Many plant species are losing their habitat due to deforestation and climate change. Research is needed to estimate how plants are coping, but it is difficult to perform a continent wide analysis. The standard method for evaluating plant and animal conservation status, is the IUCN Red List. The Red List takes into account the size of the population, as well as the size and fragmentation of the species’ habitat.

Even though the IUCN method is considered the gold standard, it requires a lot of time to assess a species’ conservation status. That is why at the moment only about 8% of all plant species worldwide have an IUCN Red List status. To counter the rapid changes in nature, a new approach is needed.


This is why scientists have developed the Preliminary Automated Conservation Assessment, or PACA. This autonomous system is able to determine the conservation status of plant species based on observation data. To test PACA, scientist used a large database of more than six hundred thousand observations of plants in Sub-Sahara Africa. PACA was able to classify twenty two thousand species of plants in seven hours. A lot quicker that the traditional IUCN method, which takes about a day per species.

Using the PACA data, the scientists concluded that a third of all tropical plants in Africa is possibly endangered and a further third is at risk of becoming so.

Four areas in particular seem to warrant extra attention: Ethiopia, West-Africa, central Tanzania and the south of the Democratic Republic of the Congo. These regions hold many endemic species, plants that occur nowhere else in the world. On top of that, these areas have high rates of deforestation.

The main cause of deforestation is human activity such as logging, farming and mining. Using PACA, scientists and conservations are able to assess where nature is most under threat.

Jan Wieringa, who was part of the research on behalf of Naturalis Biodiversity Center, stressed the importance of accurately determining conservation status and the possibilities PACA opens up. Wieringa: “This study gives us an idea of the number of endangered species in tropical Africa.

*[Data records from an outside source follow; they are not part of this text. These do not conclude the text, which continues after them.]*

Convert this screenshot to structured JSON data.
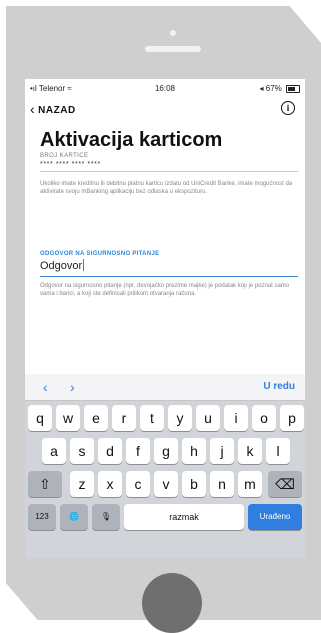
{
  "status": {
    "carrier": "Telenor",
    "time": "16:08",
    "battery": "67%"
  },
  "nav": {
    "back_label": "NAZAD",
    "info_icon": "info-icon"
  },
  "page": {
    "title": "Aktivacija karticom",
    "card_label": "BROJ KARTICE",
    "card_value": "**** **** **** ****",
    "card_help": "Ukoliko imate kreditnu ili debitnu platnu karticu izdatu od UniCredit Banke, imate mogućnost da aktivirate svoju mBanking aplikaciju bez odlaska u ekspozituru.",
    "question_label": "ODGOVOR NA SIGURNOSNO PITANJE",
    "answer_value": "Odgovor",
    "answer_help": "Odgovor na sigurnosno pitanje (npr. devojačko prezime majke) je podatak koji je poznat samo vama i banci, a koji ste definisali prilikom otvaranja računa."
  },
  "keyboard": {
    "prev": "‹",
    "next": "›",
    "done": "U redu",
    "row1": [
      "q",
      "w",
      "e",
      "r",
      "t",
      "y",
      "u",
      "i",
      "o",
      "p"
    ],
    "row2": [
      "a",
      "s",
      "d",
      "f",
      "g",
      "h",
      "j",
      "k",
      "l"
    ],
    "row3": [
      "z",
      "x",
      "c",
      "v",
      "b",
      "n",
      "m"
    ],
    "shift": "⇧",
    "delete": "⌫",
    "numbers": "123",
    "globe": "🌐",
    "mic": "🎙",
    "space": "razmak",
    "return": "Urađeno"
  }
}
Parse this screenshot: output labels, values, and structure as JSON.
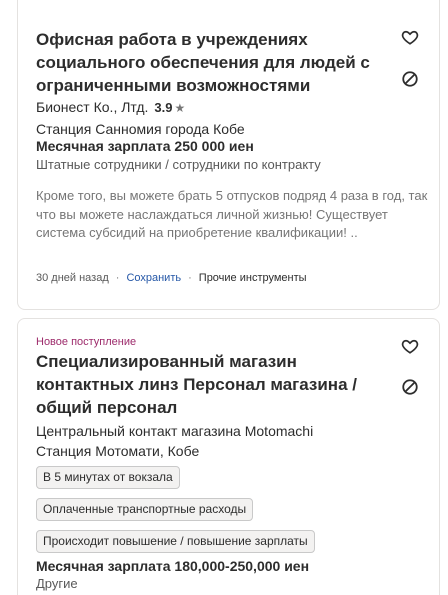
{
  "jobs": [
    {
      "title": "Офисная работа в учреждениях социального обеспечения для людей с ограниченными возможностями",
      "company": "Бионест Ко., Лтд.",
      "rating": "3.9",
      "rating_star": "★",
      "location": "Станция Санномия города Кобе",
      "salary": "Месячная зарплата 250 000 иен",
      "employment": "Штатные сотрудники / сотрудники по контракту",
      "snippet": "Кроме того, вы можете брать 5 отпусков подряд 4 раза в год, так что вы можете наслаждаться личной жизнью! Существует система субсидий на приобретение квалификации! ..",
      "posted": "30 дней назад",
      "save_label": "Сохранить",
      "tools_label": "Прочие инструменты",
      "bullet": "·",
      "icons": [
        "heart-outline-icon",
        "not-interested-icon"
      ]
    },
    {
      "new_label": "Новое поступление",
      "title": "Специализированный магазин контактных линз Персонал магазина / общий персонал",
      "company_location_line1": "Центральный контакт магазина Motomachi",
      "company_location_line2": "Станция Мотомати, Кобе",
      "tags": [
        "В 5 минутах от вокзала",
        "Оплаченные транспортные расходы",
        "Происходит повышение / повышение зарплаты"
      ],
      "salary": "Месячная зарплата 180,000-250,000 иен",
      "employment": "Другие",
      "icons": [
        "heart-outline-icon",
        "not-interested-icon"
      ]
    }
  ],
  "colors": {
    "link": "#2557a7",
    "new_label": "#9d2b6b",
    "border": "#e4e2e0",
    "tag_bg": "#f3f2f1"
  }
}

It shows us the scale of the problem and the amount of work we still need to do, but it also tells us which species to prioritize for detailed assesment. Aside from this, it shows which areas are threatened most and where conservation efforts will sort the largest effect. It also becomes clear that many species in other areas may not (yet) be threatened, but are indeed rare, which means they may become endangered when land-use in these areas changes".